393.1121 Wong Bock Yue/18: Telegram
The Minister in China (Johnson) to the Secretary of State
[Received July 12—11:09 p.m.26]
565. Legation’s 514, June 28, 4 p.m.
1. Legation has made several informal inquiries of the Diplomatic Bureau concerning the status of this matter and have been informed that the Garrison Headquarters is unwilling to hand over Wong and had referred the question to lawyer [of] Yen. Chu, Chief of the Diplomatic Bureau, went to Taiyuan to interview Yen over a week ago and Legation was informed that Chu would lay before Yen our side of the question. A reply from the Bureau to Legation’s demand [Page 525]of June 28th has now been received, quoting the Garrison Headquarters as follows:
“In connection with this case, the American Legation considers that Wong Bock Yue is an American citizen because the American nationality law emphasizes the principle of birthplace.
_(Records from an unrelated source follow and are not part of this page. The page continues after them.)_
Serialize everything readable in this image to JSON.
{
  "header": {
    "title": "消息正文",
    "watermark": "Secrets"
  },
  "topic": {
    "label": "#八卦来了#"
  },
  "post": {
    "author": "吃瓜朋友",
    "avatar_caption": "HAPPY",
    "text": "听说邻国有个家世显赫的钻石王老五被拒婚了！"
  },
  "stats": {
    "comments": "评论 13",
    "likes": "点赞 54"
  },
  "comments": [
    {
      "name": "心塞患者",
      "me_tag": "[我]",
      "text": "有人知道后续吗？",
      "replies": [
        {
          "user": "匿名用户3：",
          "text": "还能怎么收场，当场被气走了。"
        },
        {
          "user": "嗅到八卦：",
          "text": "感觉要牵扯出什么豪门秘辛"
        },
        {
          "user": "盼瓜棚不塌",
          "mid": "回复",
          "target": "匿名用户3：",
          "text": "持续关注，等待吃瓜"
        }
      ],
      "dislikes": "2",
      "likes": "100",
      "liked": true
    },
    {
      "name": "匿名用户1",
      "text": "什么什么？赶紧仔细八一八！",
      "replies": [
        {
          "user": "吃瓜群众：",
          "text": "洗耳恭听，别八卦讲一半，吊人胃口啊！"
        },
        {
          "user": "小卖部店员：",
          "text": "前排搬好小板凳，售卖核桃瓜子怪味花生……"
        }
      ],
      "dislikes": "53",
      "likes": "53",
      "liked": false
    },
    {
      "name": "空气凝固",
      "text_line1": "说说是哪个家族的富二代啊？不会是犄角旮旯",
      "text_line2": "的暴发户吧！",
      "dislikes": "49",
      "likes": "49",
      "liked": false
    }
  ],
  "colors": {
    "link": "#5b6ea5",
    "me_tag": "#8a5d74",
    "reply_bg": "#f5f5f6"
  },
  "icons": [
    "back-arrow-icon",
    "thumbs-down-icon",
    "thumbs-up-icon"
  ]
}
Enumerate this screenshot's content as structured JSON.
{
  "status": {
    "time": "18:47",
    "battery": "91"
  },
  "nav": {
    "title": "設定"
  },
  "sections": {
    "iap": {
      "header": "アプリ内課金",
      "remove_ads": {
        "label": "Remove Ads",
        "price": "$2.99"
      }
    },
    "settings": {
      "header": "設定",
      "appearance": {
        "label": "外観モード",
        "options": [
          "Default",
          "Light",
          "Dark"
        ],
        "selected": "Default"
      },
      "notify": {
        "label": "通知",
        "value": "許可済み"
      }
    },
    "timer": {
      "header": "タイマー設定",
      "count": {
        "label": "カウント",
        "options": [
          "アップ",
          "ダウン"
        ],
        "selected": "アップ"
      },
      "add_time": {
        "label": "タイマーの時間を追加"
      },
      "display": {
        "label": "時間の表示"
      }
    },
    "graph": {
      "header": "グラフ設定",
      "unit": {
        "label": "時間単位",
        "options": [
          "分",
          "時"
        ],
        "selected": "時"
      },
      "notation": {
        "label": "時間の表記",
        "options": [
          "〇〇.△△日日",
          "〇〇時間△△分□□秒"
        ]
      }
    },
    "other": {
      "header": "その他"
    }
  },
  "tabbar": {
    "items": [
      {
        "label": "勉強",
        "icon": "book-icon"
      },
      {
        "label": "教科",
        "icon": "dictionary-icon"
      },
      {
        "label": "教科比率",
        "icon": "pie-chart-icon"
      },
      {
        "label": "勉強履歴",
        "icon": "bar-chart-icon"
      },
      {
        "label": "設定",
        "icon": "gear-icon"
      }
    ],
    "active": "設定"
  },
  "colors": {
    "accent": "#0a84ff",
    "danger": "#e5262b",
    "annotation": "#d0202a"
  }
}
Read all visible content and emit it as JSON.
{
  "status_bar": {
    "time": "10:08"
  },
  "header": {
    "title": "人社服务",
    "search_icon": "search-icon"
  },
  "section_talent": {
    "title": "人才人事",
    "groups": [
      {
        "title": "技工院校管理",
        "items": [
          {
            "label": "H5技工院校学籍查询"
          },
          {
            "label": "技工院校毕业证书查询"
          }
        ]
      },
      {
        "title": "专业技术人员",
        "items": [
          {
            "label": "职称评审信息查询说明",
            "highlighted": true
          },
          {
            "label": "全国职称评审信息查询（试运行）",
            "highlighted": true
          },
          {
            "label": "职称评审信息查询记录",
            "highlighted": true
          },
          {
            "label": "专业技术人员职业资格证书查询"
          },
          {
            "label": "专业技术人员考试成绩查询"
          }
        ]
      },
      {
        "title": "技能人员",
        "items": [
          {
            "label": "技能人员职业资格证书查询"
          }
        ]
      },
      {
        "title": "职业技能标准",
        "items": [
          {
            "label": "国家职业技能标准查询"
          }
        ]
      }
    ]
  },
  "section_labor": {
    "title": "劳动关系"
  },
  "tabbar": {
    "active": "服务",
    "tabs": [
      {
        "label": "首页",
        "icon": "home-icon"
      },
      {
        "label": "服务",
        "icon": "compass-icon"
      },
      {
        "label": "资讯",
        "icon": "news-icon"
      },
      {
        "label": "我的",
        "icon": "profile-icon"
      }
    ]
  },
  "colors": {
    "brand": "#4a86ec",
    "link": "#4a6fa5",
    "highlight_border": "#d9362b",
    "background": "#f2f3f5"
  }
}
Since Wong Bock Yue was born in San Francisco he is considered to be an American citizen. However, on the part of China, Wong Bock Yue is considered to be a Chinese citizen because the Chinese nationality law emphasizes the principle of ancestry. While Wong Bock Yue was born in San Francisco within the territory of the United States of America his father was a Chinese resident there and he is of course a Chinese citizen. Furthermore Wong Bock Yue was formerly a member of the second Senate; this presents even clearer evidence of his Chinese nationality. We regret that we are unable to comply with the demand of the American Legation for the transfer of custody.”
2. Wong has resided approximately fifteen years in China, mostly in Peiping which is not a treaty port; he has never applied for registration as an American citizen; he applied for an American passport in 1925 but he at no time called at the Consulate in Tientsin to obtain it; he has served as a member of the Chinese Senate to which only Chinese citizens are eligible; held a protracted residence in China and has apparently held himself out as a Chinese citizen and has been recognized as such by the Chinese Government. In view of the foregoing, the Legation, so far as regards the merits of the case, very much questions the advisability of continuing actively to assert Wong’s American citizenship. See Department’s instruction to Canton December 9, 1927, concerning the case of Ming Jue.27 The Department’s further instructions are requested.